to find. Few application-development tools have been rewritten to support 64-bit
processing. Application infrastructure software, like vital anti-virus software,
is also missing.
Because application development is such a chore, only companies that really
need the extra processing power have taken on the challenge. The first wave
of applications has included large database-management systems, decision-support
and business-intelligence systems, medical applications like drug discovery
and medical imaging, computer-aided design and-computer aided engineering, enterprise
resource planning (ERP), customer relationship management (CRM) and supply chain
management (SCM), video production and gaming-software design.
Cakewalk, which develops desktop music and sound software, is a true pioneer.
It moved to 64-bit Windows in 2005. Because its software manipulates multimedia
files, the extra processing power was desirable. Its migration did present a
few challenges, however.
"In theory, moving to 64-bit computing should have been simple,"
says Noel Borthwick, chief technology officer at Cakewalk. "In reality,
we ran into a few unexpected gotchas." Cakewalk found that many development
tools rely on 32-bit, not 64-bit, algorithms to track code. Something as simple
as inserting a pointer to tell an application where to locate data became a
cumbersome programming task.
Database management systems (DBMSes) are an area where 64-bit computing is
taking root. If a company can place an entire database in memory and process
a query without having to read it from a disk, then it can provide significantly
In 2006, Gainesville State College (GSC) in Gainesville, Ga., which has 7,500
students and 750 faculty and staff, decided to upgrade to the 64-bit version
of SQL Server. After sorting through some pesky problems, like getting its 32-bit
applications and 64-bit applications to work harmoniously on the server, the

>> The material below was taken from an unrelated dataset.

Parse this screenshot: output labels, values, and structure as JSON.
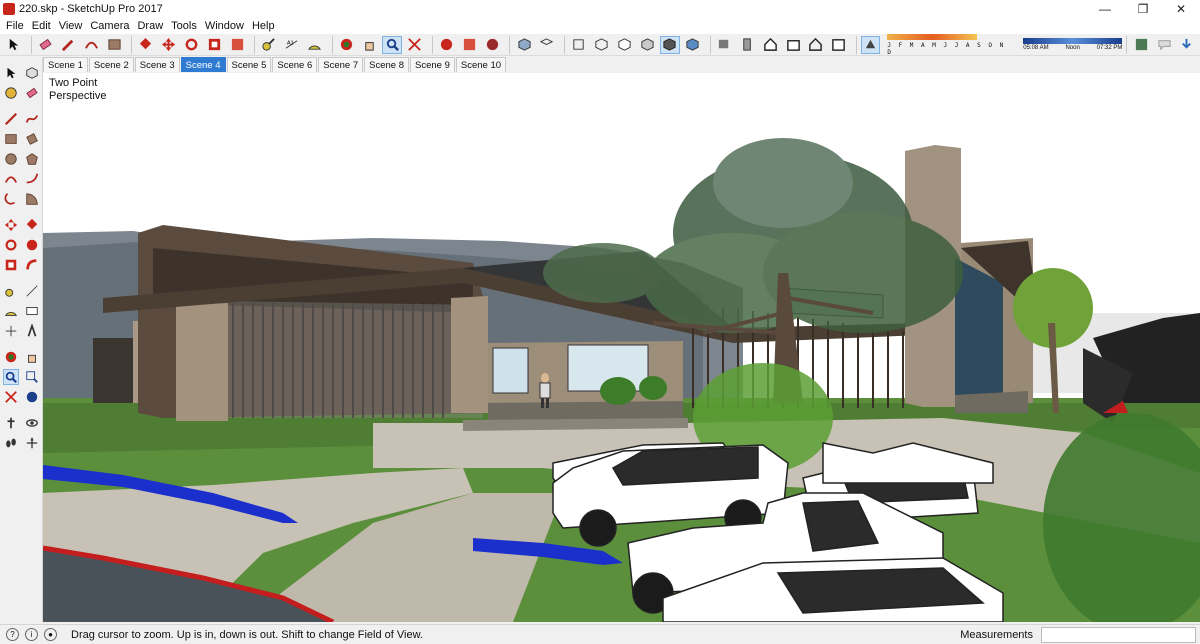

college found that the 64-bit technology delivered a significant performance
boost, according to Brandon Haag, executive director of IT.
GSC, which relies solely on Microsoft software, has been testing Exchange Server
2007 and SharePoint Server 2007. The goal is to have them fully operational
by the end of the year. This rollout represents a few of several steps that
Microsoft is taking to prod its customer base and third-party supporters to
move to 64-bit computing. Starting in 2008, independent software vendors will
need to deliver 64-bit versions of their apps in order to earn Microsoft's certification.
Skeptics Reign Supreme
Even with those moves, many remain skeptical of using Windows to support complex
applications. Although Windows will have 64-bit capabilities, it lacks other
needed features. "Reliability is a key function for high-performance applications.
Users don't want their systems going down," says Nathan Brookwood, principal
analyst for market research firm Insight 64. Unix systems are more resilient
than PC servers because they support features like hot failovers, where transactions
are completed even during an outage.
Personnel requirements are another obstacle. While there are oodles of Microsoft-certified
engineers sitting in IT department cubicles, the number of them that actually
understand how to deploy and support complex high-end applications is relatively
low. Consequently, Microsoft professionals will need knowledge transfers from
more experienced Unix systems administrators. It's unclear how much help these
individuals may be, however. In some cases, they may push their enterprises
toward Linux alternatives and away from Windows.
Inertia appears to be still another force working against Microsoft. "Large
companies are extremely cautious with their key applications," explains
Clabby Analytics' Clabby. "They won't move to a new computing platform
unless something is tried and true and offers them compelling economic advantages."
To date, Windows simply hasn't given them a good reason to make that change.
While Microsoft has dominated many other markets, the back-end of the data center
is one area where the company is now -- and will remain for at least a few more
years -- a persona non grata.
Paul Korzeniowski is a freelance writer based in Sudbury, Mass. He has been writing about networking issues for two decades, and his work has appeared in Business 2.0, Entrepreneur, Investors Business Daily, Newsweek and Information Week.